Barbados has enough money to build flyovers and cricket venues or to fix the problems at the QEH: but not enough money to do both. The government chose flyovers and cricket instead of health care.
We say they chose wrong.
Original BFP Post was a request for information that said…
This was just posted by a BFP reader “Junior”…
….heard horrible news that four year old kid died in A+E waiting room at QEH….anybody else with more info..?
..if this true surely Jerome Walcott must resign
Do any of our readers have further information on this breaking news?
UPDATE: Article from The Nation News…
LATE FRIDAY NIGHT, a four-year-old died, while still being treated at the Accident & Emergency (A&E) Department.
Justifiably so or not, her parents Cyril Gilkes and Marva Maynard, who are both hospital workers, blame the length of time they had to wait for her death.
On Thursday night, 71-year-old Bonita Sobers, a patient of the Geriatric Hospital, also died while waiting in that department.
That same night a 25-year-old woman miscarried while waiting her turn in the A&E.
Wayne Batson, a severely ill United States citizen who suffers from kidney problems, complained that he was waiting from Wednesday and up to Friday night, still had not been seen.
These were some of the stories told over the last 36 hours by patients who sought treatment at the department and a SUNDAY SUN team was right there in the A&E waiting room to witness some of the horrors.
When our reporter, Melissa Wickham, tried to contact Winston Collymore, director of the hospital, we were told he was not in the island.
We also tried to contact Ricardo Blackman, public relations consultant for the hospital, but to no avail.
President of Barbados Association of Medical Practitioners (BAMP), Dr Carlos Chase was also out of the island. However, vice-president Dr Oguinbiyi Bayo said that members of the association would meet on Tuesday where the matter would be discussed.
However, head of the A&E Department Mr Haresh Thani, who could not comment on the particular cases cited, said that to help address some of the problems facing the A&E, there were plans to have a “patient advocate” deployed in that department.

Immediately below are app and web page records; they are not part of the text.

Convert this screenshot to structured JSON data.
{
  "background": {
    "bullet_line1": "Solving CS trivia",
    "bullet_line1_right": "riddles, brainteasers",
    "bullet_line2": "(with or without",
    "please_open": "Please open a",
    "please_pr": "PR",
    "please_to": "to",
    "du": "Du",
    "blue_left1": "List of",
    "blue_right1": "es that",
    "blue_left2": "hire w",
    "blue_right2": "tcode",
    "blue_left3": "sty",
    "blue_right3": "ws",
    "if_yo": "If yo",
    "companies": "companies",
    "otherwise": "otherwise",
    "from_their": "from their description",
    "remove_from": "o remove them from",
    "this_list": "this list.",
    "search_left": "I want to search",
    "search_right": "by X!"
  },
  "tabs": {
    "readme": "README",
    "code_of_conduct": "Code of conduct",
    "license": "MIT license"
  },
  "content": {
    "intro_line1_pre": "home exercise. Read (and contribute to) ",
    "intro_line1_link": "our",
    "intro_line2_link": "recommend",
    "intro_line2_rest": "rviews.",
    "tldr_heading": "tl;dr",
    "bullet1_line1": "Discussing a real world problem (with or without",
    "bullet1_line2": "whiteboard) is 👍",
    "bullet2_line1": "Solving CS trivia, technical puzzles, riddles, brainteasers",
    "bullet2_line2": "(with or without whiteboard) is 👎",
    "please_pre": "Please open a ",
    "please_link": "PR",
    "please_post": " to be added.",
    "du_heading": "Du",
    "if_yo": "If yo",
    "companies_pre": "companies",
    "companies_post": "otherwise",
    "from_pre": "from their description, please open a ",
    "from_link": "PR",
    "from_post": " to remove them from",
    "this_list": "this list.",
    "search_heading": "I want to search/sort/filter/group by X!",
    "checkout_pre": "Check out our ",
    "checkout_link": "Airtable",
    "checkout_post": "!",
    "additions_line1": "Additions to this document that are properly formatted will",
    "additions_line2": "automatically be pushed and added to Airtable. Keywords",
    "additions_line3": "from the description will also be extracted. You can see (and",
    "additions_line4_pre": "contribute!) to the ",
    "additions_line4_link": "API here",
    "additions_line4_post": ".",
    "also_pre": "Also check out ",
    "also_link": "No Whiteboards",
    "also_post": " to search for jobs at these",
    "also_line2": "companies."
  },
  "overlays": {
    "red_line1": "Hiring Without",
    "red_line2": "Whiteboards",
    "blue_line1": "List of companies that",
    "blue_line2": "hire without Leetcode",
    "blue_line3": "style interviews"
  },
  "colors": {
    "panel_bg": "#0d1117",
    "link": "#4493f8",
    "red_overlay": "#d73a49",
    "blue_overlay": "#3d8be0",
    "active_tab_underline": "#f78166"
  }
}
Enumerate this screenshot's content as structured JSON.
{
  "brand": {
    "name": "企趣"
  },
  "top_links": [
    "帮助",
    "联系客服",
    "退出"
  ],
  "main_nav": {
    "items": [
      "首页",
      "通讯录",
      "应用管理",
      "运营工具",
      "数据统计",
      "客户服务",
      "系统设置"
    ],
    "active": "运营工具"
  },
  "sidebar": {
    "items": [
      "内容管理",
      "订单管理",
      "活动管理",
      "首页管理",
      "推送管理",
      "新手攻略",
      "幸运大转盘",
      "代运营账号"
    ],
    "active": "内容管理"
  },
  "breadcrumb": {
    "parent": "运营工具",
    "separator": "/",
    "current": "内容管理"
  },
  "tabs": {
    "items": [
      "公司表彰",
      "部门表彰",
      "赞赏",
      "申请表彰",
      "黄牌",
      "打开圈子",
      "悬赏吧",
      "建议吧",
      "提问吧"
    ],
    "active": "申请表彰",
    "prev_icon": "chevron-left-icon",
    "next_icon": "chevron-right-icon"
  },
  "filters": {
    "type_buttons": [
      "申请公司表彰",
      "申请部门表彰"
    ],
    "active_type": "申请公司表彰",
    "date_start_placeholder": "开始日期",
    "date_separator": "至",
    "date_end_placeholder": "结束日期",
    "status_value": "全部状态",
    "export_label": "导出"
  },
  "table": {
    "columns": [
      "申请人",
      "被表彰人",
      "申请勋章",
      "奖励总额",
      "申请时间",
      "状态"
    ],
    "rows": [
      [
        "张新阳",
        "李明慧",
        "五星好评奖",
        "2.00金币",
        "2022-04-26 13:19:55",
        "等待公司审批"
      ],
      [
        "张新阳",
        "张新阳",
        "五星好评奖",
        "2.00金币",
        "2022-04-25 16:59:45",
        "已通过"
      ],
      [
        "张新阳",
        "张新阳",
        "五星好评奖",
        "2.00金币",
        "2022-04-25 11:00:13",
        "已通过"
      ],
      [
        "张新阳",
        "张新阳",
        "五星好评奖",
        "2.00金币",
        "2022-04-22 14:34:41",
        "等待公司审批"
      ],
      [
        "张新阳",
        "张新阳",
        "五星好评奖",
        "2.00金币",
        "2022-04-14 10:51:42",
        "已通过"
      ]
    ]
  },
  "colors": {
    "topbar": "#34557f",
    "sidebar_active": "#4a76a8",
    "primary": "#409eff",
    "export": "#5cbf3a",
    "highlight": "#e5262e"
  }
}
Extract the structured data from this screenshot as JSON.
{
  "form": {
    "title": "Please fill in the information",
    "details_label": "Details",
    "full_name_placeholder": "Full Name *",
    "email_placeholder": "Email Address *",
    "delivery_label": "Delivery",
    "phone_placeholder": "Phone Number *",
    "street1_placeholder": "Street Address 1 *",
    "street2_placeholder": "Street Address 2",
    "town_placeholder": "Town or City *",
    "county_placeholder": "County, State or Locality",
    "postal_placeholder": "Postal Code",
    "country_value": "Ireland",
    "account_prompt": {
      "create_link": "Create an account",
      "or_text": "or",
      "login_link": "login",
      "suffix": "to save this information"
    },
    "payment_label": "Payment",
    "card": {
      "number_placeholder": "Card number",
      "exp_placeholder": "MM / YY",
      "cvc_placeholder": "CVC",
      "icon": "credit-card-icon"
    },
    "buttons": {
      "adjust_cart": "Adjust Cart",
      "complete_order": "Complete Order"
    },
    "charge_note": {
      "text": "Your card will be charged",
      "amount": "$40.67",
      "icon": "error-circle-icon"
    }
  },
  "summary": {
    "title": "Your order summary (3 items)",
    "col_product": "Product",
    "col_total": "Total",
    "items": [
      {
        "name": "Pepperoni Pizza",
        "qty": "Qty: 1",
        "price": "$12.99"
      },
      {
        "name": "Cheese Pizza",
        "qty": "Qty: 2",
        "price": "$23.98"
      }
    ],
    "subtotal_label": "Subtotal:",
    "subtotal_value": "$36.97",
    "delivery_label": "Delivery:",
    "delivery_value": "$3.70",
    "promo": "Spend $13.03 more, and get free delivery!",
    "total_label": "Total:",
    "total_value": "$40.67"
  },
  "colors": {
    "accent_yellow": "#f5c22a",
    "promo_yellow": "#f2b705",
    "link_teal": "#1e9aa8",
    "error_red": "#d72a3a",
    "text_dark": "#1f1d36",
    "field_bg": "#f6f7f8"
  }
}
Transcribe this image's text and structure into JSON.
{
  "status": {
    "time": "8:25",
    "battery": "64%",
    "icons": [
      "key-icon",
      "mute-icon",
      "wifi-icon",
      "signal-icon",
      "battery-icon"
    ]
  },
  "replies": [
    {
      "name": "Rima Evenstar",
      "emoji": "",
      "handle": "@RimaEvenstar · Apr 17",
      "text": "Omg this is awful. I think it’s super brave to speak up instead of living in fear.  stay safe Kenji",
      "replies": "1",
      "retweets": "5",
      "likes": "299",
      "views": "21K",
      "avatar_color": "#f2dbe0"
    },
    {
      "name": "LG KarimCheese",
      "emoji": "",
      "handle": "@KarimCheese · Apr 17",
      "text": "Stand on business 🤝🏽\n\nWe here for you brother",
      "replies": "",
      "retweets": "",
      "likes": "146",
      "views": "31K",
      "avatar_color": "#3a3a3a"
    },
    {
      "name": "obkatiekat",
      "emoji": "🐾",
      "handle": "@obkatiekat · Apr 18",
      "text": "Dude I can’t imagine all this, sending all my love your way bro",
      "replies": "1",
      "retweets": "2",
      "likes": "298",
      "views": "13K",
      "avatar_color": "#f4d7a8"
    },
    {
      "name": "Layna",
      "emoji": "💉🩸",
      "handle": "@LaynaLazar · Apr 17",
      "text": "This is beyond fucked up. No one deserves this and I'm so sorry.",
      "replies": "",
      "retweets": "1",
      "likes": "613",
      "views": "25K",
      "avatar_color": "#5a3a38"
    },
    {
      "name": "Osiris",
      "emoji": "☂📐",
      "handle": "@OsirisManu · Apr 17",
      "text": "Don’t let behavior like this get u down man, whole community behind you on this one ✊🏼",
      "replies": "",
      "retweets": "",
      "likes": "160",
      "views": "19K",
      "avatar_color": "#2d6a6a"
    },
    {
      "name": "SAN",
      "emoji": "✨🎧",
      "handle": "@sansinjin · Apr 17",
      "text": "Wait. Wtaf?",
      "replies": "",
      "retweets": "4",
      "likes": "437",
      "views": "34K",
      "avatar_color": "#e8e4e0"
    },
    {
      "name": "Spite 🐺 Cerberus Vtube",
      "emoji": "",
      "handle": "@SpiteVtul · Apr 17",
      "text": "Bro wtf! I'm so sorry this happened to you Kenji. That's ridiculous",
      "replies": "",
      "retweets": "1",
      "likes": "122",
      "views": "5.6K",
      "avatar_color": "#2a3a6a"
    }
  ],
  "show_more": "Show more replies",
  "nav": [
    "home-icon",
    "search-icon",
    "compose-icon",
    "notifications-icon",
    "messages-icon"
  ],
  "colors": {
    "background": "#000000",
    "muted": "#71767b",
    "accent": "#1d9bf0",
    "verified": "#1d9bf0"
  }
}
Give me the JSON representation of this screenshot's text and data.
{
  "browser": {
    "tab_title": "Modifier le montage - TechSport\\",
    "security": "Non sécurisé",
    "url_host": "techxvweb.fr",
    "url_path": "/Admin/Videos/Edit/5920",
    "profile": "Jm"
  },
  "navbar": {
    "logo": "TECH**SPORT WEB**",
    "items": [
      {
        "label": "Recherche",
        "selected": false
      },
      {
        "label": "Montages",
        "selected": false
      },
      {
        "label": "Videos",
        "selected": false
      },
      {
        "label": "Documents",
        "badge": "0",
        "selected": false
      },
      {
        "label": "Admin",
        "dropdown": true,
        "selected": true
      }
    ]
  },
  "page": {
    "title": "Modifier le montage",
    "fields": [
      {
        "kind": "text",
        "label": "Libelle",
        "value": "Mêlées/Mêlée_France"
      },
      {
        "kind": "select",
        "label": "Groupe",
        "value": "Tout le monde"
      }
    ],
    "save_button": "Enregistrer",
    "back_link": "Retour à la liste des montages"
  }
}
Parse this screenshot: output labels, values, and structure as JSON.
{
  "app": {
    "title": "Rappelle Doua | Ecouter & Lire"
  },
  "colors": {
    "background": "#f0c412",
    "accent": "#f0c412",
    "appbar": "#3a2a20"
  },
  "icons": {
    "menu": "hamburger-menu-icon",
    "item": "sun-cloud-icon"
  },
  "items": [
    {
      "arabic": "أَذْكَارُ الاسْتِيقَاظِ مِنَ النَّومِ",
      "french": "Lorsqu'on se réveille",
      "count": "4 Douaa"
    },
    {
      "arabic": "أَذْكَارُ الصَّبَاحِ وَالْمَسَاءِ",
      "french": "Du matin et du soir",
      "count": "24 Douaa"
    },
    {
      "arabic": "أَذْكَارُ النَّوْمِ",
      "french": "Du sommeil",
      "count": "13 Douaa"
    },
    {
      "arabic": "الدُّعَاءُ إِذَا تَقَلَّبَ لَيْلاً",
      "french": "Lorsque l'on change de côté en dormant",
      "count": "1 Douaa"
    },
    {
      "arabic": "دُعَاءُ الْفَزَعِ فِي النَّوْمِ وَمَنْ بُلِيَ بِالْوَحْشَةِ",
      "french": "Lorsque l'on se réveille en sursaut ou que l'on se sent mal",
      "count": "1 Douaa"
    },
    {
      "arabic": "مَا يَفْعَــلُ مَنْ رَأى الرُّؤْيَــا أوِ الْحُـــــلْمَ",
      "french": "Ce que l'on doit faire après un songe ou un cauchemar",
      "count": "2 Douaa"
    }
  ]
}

This individual, he said, would be responsible for liaising with patients who endured long waits to see doctors, as well as with doctors themselves, who were on the inside attending to the needs of others.
He said communication between both groups was sadly lacking in this department.
“There are cases where people are waiting for four hours and have no idea why they are still there. We badly need to address the lack of communication with patients,” he said.
“We have to try and improve the communication between relatives and patients and the staff at the A&E Department. Very often we sit on the inside and don’t know what is happening outside and people outside, don’t know what is happening inside,” he said.
Thani said last year there was a trial run, a female volunteer did this job.
He said while they were still working out some details, they were hoping that such an individual would be in place soon.